One of the most commonly asked questions, and undoubtedly, the most annoying of problems, is driveshaft vibrations. I'll admit to having had my share of these problems.
Whenever a vehicle's ride height is increased through suspension modification, the driveshaft angle is also increased. This often results in unequal operating angles of the connecting U-joints. While they're still turning the same rotational speed, the joints can slow down and speed up at independent rates, which often results in vibration. While not textbook-correct, I've found that when a short shaft and excessive angles are encountered, it's often possible to alleviate most of the vibration by pointing the pinion yoke almost directly in line with the driveshaft. Actually, I like to have the pinion point about 1 1/2 degrees downward. It helps prevent some pinion "climb'' and provides for near-perfect alignment when under load. Sometimes it may be necessary to include a CV-type joint at the transfer-case end.
A common method to alleviate excessive U-joint angles is to lower the transfer case and turn the pinion yoke upward by inserting shims between the spring and axle pad. While this may work, shims have a nasty habit of breaking and falling out. Another problem is that they don't often allow for full spring center pin engagement to hold the axle in place. Over the years, I've made my own shims, built longer-headed center pins, and finally resorted to cutting free and rewelding the axle pads to the axle themselves. After doing the cut-and-reweld gig three different times on my Jeep due to suspension changes, I decided there had to be a better way.

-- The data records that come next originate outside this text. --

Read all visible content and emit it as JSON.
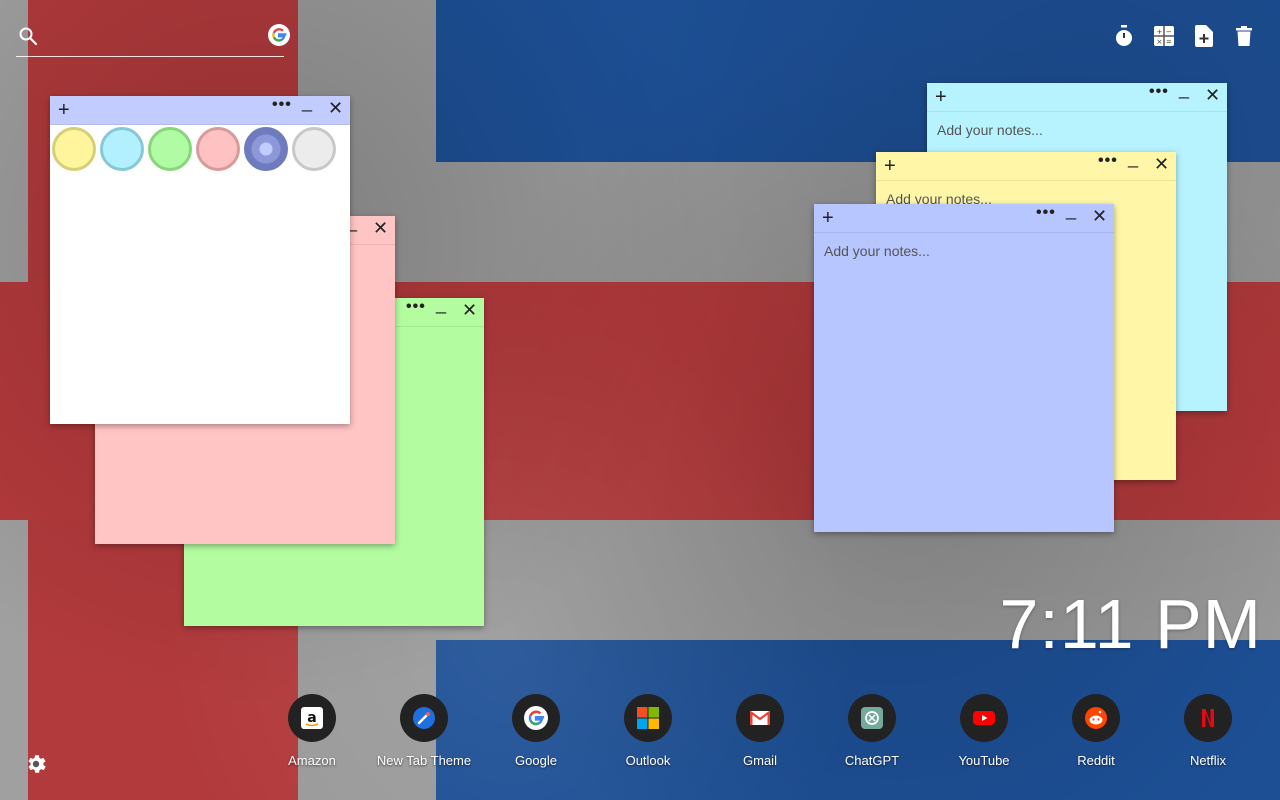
{
  "search": {
    "placeholder": "",
    "value": ""
  },
  "toolbar": {
    "icons": [
      "timer-icon",
      "calculator-icon",
      "add-note-icon",
      "trash-icon"
    ]
  },
  "notes": {
    "placeholder": "Add your notes...",
    "plus_label": "+",
    "menu_label": "•••",
    "minimize_label": "_",
    "close_label": "✕"
  },
  "palette": {
    "colors": [
      "#fff59d",
      "#b3f0ff",
      "#b2fba5",
      "#ffc1c1",
      "#8c98d8",
      "#ececec"
    ]
  },
  "note_colors": {
    "white": "#ffffff",
    "pink": "#ffc4c4",
    "green": "#b3fca0",
    "cyan": "#b7f3ff",
    "yellow": "#fff6a8",
    "blue": "#b8c6ff",
    "white_header": "#c2ccff",
    "blue_header": "#b8c6ff"
  },
  "clock": {
    "time": "7:11 PM"
  },
  "shortcuts": [
    {
      "label": "Amazon",
      "icon": "amazon-icon"
    },
    {
      "label": "New Tab Theme",
      "icon": "new-tab-theme-icon"
    },
    {
      "label": "Google",
      "icon": "google-icon"
    },
    {
      "label": "Outlook",
      "icon": "outlook-icon"
    },
    {
      "label": "Gmail",
      "icon": "gmail-icon"
    },
    {
      "label": "ChatGPT",
      "icon": "chatgpt-icon"
    },
    {
      "label": "YouTube",
      "icon": "youtube-icon"
    },
    {
      "label": "Reddit",
      "icon": "reddit-icon"
    },
    {
      "label": "Netflix",
      "icon": "netflix-icon"
    }
  ]
}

The adjustable spring pads shown in the photo were simple to make and offer unlimited adjustment of pinion angle. Construction was pretty straightforward. I located a section of tubing just slightly smaller than the axle tube diameter. A section the length of the distance between the U-bolts was cut in two lengthwise, giving me two half-rounds. The two half-round pieces were placed over the axle tube and held with a C-clamp. Two pieces of heavy-wall, 5/8- inch-inner diameter tubing were welded to the opposite sides of the half-sections with a temporary spacer between them and a bolt for proper alignment. These were then removed from the axle, bolted back together, and the lower section of the two halves welded to a spring pad. The upper half section of tubing was drilled and tapped for a 1/4-inch Allen-head center screw.
Now, the adjustable spring pad can be bolted in place on the axle tube, the U-bolts and springs connected, and the complete rearend housing rotated to the selected pinion angle. Once you've established the correct pinion angle through trial and error, a dimple in the axle tube can be made to tighten the set screw into as an extra measure to prevent rotation.